───── Exercise data

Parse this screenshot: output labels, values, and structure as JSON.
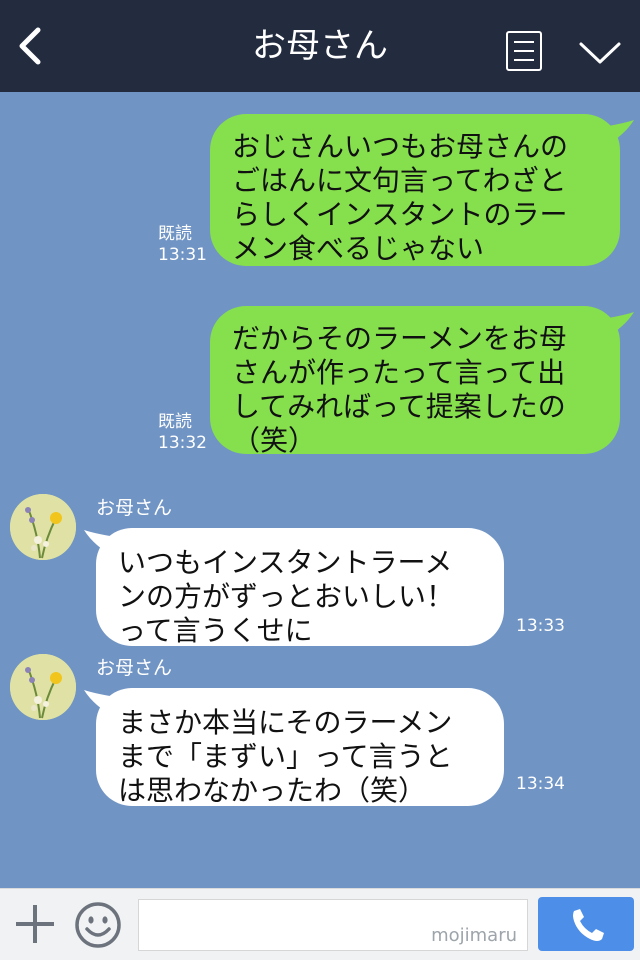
{
  "header": {
    "title": "お母さん",
    "back_icon": "chevron-left-icon",
    "menu_icon": "menu-list-icon",
    "collapse_icon": "chevron-down-icon",
    "background": "#232b3f"
  },
  "colors": {
    "chat_background": "#7094c4",
    "my_bubble": "#86df4d",
    "their_bubble": "#ffffff"
  },
  "messages": [
    {
      "from": "me",
      "read": "既読",
      "time": "13:31",
      "lines": [
        "おじさんいつもお母さんの",
        "ごはんに文句言ってわざと",
        "らしくインスタントのラー",
        "メン食べるじゃない"
      ]
    },
    {
      "from": "me",
      "read": "既読",
      "time": "13:32",
      "lines": [
        "だからそのラーメンをお母",
        "さんが作ったって言って出",
        "してみればって提案したの",
        "（笑）"
      ]
    },
    {
      "from": "other",
      "sender": "お母さん",
      "time": "13:33",
      "lines": [
        "いつもインスタントラーメ",
        "ンの方がずっとおいしい！",
        "って言うくせに"
      ]
    },
    {
      "from": "other",
      "sender": "お母さん",
      "time": "13:34",
      "lines": [
        "まさか本当にそのラーメン",
        "まで「まずい」って言うと",
        "は思わなかったわ（笑）"
      ]
    }
  ],
  "footer": {
    "plus_icon": "plus-icon",
    "emoji_icon": "smiley-icon",
    "input_value": "",
    "watermark": "mojimaru",
    "call_icon": "phone-icon"
  }
}
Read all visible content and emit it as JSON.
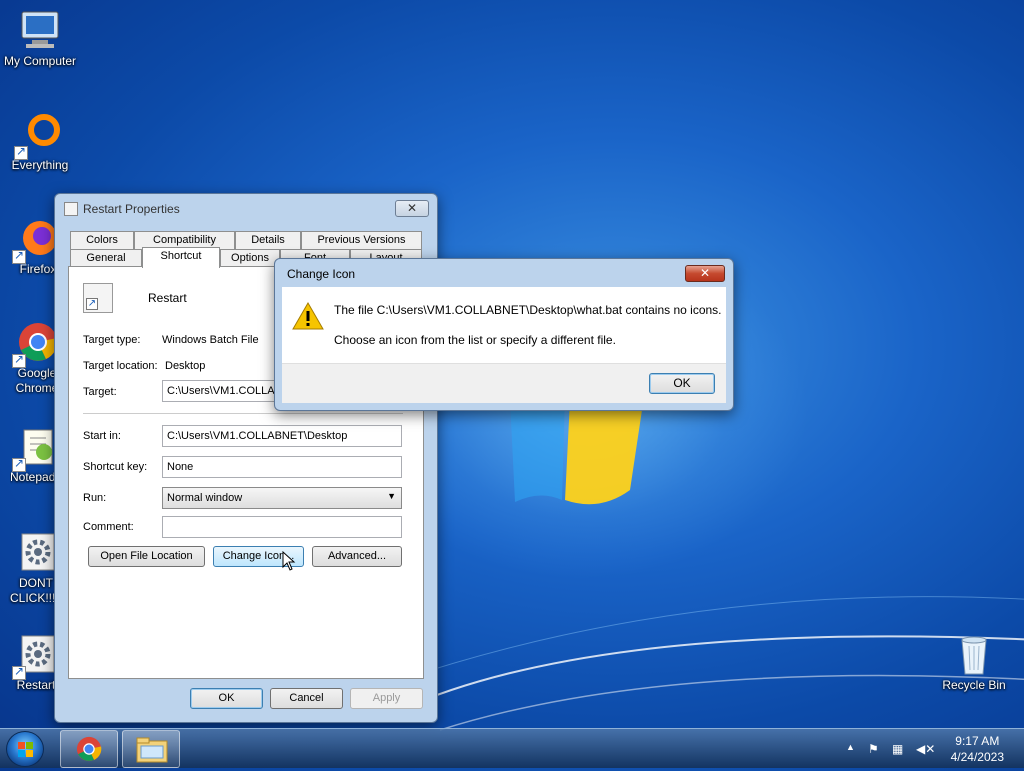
{
  "desktop": {
    "icons": [
      {
        "label": "My Computer"
      },
      {
        "label": "Everything"
      },
      {
        "label": "Firefox"
      },
      {
        "label": "Google Chrome"
      },
      {
        "label": "Notepad++"
      },
      {
        "label": "DONT CLICK!!!!!"
      },
      {
        "label": "Restart"
      },
      {
        "label": "Recycle Bin"
      }
    ]
  },
  "properties": {
    "title": "Restart Properties",
    "tabs_row1": [
      "Colors",
      "Compatibility",
      "Details",
      "Previous Versions"
    ],
    "tabs_row2": [
      "General",
      "Shortcut",
      "Options",
      "Font",
      "Layout"
    ],
    "active_tab": "Shortcut",
    "name": "Restart",
    "target_type_label": "Target type:",
    "target_type_value": "Windows Batch File",
    "target_location_label": "Target location:",
    "target_location_value": "Desktop",
    "target_label": "Target:",
    "target_value": "C:\\Users\\VM1.COLLABNET\\Desktop\\what.bat",
    "start_in_label": "Start in:",
    "start_in_value": "C:\\Users\\VM1.COLLABNET\\Desktop",
    "shortcut_key_label": "Shortcut key:",
    "shortcut_key_value": "None",
    "run_label": "Run:",
    "run_value": "Normal window",
    "comment_label": "Comment:",
    "comment_value": "",
    "open_file_location": "Open File Location",
    "change_icon": "Change Icon...",
    "advanced": "Advanced...",
    "ok": "OK",
    "cancel": "Cancel",
    "apply": "Apply"
  },
  "change_icon_dialog": {
    "title": "Change Icon",
    "message_line1": "The file C:\\Users\\VM1.COLLABNET\\Desktop\\what.bat contains no icons.",
    "message_line2": "Choose an icon from the list or specify a different file.",
    "ok": "OK",
    "icon": "warning-icon"
  },
  "taskbar": {
    "time": "9:17 AM",
    "date": "4/24/2023",
    "pinned": [
      "chrome-icon",
      "explorer-icon"
    ]
  }
}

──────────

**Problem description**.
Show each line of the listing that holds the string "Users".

**Response area**.
    "target_value": "C:\\Users\\VM1.COLLABNET\\Desktop\\what.bat",
    "start_in_value": "C:\\Users\\VM1.COLLABNET\\Desktop",
    "message_line1": "The file C:\\Users\\VM1.COLLABNET\\Desktop\\what.bat contains no icons.",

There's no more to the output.